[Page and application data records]
=== Section Start ===

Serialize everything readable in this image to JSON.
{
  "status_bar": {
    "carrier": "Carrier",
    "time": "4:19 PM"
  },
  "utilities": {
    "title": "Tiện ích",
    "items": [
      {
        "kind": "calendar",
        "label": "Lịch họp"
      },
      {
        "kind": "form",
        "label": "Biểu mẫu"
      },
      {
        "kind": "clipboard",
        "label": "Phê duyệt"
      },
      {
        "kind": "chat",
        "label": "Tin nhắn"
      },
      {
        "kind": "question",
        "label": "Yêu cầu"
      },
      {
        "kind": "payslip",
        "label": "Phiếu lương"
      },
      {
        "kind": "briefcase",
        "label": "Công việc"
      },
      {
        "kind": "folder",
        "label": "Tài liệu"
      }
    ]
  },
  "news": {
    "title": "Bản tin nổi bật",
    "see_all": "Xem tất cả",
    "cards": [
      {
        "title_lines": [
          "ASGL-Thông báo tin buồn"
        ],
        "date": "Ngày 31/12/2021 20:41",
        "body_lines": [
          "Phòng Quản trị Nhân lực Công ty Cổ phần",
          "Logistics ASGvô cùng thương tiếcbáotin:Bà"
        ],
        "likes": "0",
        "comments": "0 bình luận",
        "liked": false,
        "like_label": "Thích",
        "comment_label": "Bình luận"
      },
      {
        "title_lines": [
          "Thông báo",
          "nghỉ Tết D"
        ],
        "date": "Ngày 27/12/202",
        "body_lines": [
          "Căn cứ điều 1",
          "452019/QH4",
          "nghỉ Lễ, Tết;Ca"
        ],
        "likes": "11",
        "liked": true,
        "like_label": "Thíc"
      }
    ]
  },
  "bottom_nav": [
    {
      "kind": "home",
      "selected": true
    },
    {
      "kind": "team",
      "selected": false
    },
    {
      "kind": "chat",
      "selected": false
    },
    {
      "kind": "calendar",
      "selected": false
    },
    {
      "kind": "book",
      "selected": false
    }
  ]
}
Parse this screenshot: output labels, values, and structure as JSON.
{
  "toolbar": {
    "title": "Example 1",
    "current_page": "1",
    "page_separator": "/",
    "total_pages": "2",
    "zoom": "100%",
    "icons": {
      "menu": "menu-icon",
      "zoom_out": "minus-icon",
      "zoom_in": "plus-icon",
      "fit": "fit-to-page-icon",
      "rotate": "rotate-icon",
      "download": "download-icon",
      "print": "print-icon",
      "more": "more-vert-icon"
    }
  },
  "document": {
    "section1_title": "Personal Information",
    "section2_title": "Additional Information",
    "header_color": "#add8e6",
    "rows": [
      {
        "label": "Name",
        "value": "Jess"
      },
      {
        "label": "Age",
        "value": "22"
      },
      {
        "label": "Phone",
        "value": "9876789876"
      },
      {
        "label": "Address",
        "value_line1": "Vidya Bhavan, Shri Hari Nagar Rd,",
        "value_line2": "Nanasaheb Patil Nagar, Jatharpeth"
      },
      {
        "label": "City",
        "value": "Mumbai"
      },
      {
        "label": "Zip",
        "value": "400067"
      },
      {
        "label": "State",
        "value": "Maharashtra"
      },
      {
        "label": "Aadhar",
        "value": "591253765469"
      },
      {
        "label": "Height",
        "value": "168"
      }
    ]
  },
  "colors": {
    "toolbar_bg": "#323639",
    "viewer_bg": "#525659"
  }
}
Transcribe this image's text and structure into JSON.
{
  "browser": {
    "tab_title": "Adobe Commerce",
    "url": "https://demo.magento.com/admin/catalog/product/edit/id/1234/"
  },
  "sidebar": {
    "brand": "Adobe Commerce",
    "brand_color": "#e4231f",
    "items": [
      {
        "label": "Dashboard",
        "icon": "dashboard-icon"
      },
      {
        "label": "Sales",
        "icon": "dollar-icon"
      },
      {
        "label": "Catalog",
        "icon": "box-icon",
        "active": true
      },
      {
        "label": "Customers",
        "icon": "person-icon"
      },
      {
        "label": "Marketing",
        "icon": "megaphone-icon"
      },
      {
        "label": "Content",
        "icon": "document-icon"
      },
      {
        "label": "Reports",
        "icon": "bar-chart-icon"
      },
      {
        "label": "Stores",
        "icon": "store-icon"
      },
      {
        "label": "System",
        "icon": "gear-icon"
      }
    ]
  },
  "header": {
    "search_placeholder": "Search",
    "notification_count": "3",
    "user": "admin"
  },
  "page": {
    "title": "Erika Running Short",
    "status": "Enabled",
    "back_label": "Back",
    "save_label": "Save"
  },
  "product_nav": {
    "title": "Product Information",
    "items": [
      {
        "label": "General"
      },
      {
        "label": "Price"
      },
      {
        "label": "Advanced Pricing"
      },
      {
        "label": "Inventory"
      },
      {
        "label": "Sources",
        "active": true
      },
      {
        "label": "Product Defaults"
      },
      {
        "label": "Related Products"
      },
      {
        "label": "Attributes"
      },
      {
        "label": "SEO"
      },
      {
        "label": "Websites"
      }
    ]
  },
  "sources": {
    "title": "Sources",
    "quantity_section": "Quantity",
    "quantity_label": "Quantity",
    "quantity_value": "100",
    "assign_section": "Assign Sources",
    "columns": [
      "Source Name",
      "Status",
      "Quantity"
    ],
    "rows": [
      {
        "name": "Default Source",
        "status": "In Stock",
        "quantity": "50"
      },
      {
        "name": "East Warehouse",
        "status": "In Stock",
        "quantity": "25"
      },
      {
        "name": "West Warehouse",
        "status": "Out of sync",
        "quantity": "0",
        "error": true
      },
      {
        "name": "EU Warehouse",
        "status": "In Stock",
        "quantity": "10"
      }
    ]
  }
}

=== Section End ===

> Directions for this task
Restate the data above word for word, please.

> Answer for this exercise
Serialize everything readable in this image to JSON.
{
  "status_bar": {
    "carrier": "Carrier",
    "time": "4:19 PM"
  },
  "utilities": {
    "title": "Tiện ích",
    "items": [
      {
        "kind": "calendar",
        "label": "Lịch họp"
      },
      {
        "kind": "form",
        "label": "Biểu mẫu"
      },
      {
        "kind": "clipboard",
        "label": "Phê duyệt"
      },
      {
        "kind": "chat",
        "label": "Tin nhắn"
      },
      {
        "kind": "question",
        "label": "Yêu cầu"
      },
      {
        "kind": "payslip",
        "label": "Phiếu lương"
      },
      {
        "kind": "briefcase",
        "label": "Công việc"
      },
      {
        "kind": "folder",
        "label": "Tài liệu"
      }
    ]
  },
  "news": {
    "title": "Bản tin nổi bật",
    "see_all": "Xem tất cả",
    "cards": [
      {
        "title_lines": [
          "ASGL-Thông báo tin buồn"
        ],
        "date": "Ngày 31/12/2021 20:41",
        "body_lines": [
          "Phòng Quản trị Nhân lực Công ty Cổ phần",
          "Logistics ASGvô cùng thương tiếcbáotin:Bà"
        ],
        "likes": "0",
        "comments": "0 bình luận",
        "liked": false,
        "like_label": "Thích",
        "comment_label": "Bình luận"
      },
      {
        "title_lines": [
          "Thông báo",
          "nghỉ Tết D"
        ],
        "date": "Ngày 27/12/202",
        "body_lines": [
          "Căn cứ điều 1",
          "452019/QH4",
          "nghỉ Lễ, Tết;Ca"
        ],
        "likes": "11",
        "liked": true,
        "like_label": "Thíc"
      }
    ]
  },
  "bottom_nav": [
    {
      "kind": "home",
      "selected": true
    },
    {
      "kind": "team",
      "selected": false
    },
    {
      "kind": "chat",
      "selected": false
    },
    {
      "kind": "calendar",
      "selected": false
    },
    {
      "kind": "book",
      "selected": false
    }
  ]
}
Parse this screenshot: output labels, values, and structure as JSON.
{
  "toolbar": {
    "title": "Example 1",
    "current_page": "1",
    "page_separator": "/",
    "total_pages": "2",
    "zoom": "100%",
    "icons": {
      "menu": "menu-icon",
      "zoom_out": "minus-icon",
      "zoom_in": "plus-icon",
      "fit": "fit-to-page-icon",
      "rotate": "rotate-icon",
      "download": "download-icon",
      "print": "print-icon",
      "more": "more-vert-icon"
    }
  },
  "document": {
    "section1_title": "Personal Information",
    "section2_title": "Additional Information",
    "header_color": "#add8e6",
    "rows": [
      {
        "label": "Name",
        "value": "Jess"
      },
      {
        "label": "Age",
        "value": "22"
      },
      {
        "label": "Phone",
        "value": "9876789876"
      },
      {
        "label": "Address",
        "value_line1": "Vidya Bhavan, Shri Hari Nagar Rd,",
        "value_line2": "Nanasaheb Patil Nagar, Jatharpeth"
      },
      {
        "label": "City",
        "value": "Mumbai"
      },
      {
        "label": "Zip",
        "value": "400067"
      },
      {
        "label": "State",
        "value": "Maharashtra"
      },
      {
        "label": "Aadhar",
        "value": "591253765469"
      },
      {
        "label": "Height",
        "value": "168"
      }
    ]
  },
  "colors": {
    "toolbar_bg": "#323639",
    "viewer_bg": "#525659"
  }
}
Transcribe this image's text and structure into JSON.
{
  "browser": {
    "tab_title": "Adobe Commerce",
    "url": "https://demo.magento.com/admin/catalog/product/edit/id/1234/"
  },
  "sidebar": {
    "brand": "Adobe Commerce",
    "brand_color": "#e4231f",
    "items": [
      {
        "label": "Dashboard",
        "icon": "dashboard-icon"
      },
      {
        "label": "Sales",
        "icon": "dollar-icon"
      },
      {
        "label": "Catalog",
        "icon": "box-icon",
        "active": true
      },
      {
        "label": "Customers",
        "icon": "person-icon"
      },
      {
        "label": "Marketing",
        "icon": "megaphone-icon"
      },
      {
        "label": "Content",
        "icon": "document-icon"
      },
      {
        "label": "Reports",
        "icon": "bar-chart-icon"
      },
      {
        "label": "Stores",
        "icon": "store-icon"
      },
      {
        "label": "System",
        "icon": "gear-icon"
      }
    ]
  },
  "header": {
    "search_placeholder": "Search",
    "notification_count": "3",
    "user": "admin"
  },
  "page": {
    "title": "Erika Running Short",
    "status": "Enabled",
    "back_label": "Back",
    "save_label": "Save"
  },
  "product_nav": {
    "title": "Product Information",
    "items": [
      {
        "label": "General"
      },
      {
        "label": "Price"
      },
      {
        "label": "Advanced Pricing"
      },
      {
        "label": "Inventory"
      },
      {
        "label": "Sources",
        "active": true
      },
      {
        "label": "Product Defaults"
      },
      {
        "label": "Related Products"
      },
      {
        "label": "Attributes"
      },
      {
        "label": "SEO"
      },
      {
        "label": "Websites"
      }
    ]
  },
  "sources": {
    "title": "Sources",
    "quantity_section": "Quantity",
    "quantity_label": "Quantity",
    "quantity_value": "100",
    "assign_section": "Assign Sources",
    "columns": [
      "Source Name",
      "Status",
      "Quantity"
    ],
    "rows": [
      {
        "name": "Default Source",
        "status": "In Stock",
        "quantity": "50"
      },
      {
        "name": "East Warehouse",
        "status": "In Stock",
        "quantity": "25"
      },
      {
        "name": "West Warehouse",
        "status": "Out of sync",
        "quantity": "0",
        "error": true
      },
      {
        "name": "EU Warehouse",
        "status": "In Stock",
        "quantity": "10"
      }
    ]
  }
}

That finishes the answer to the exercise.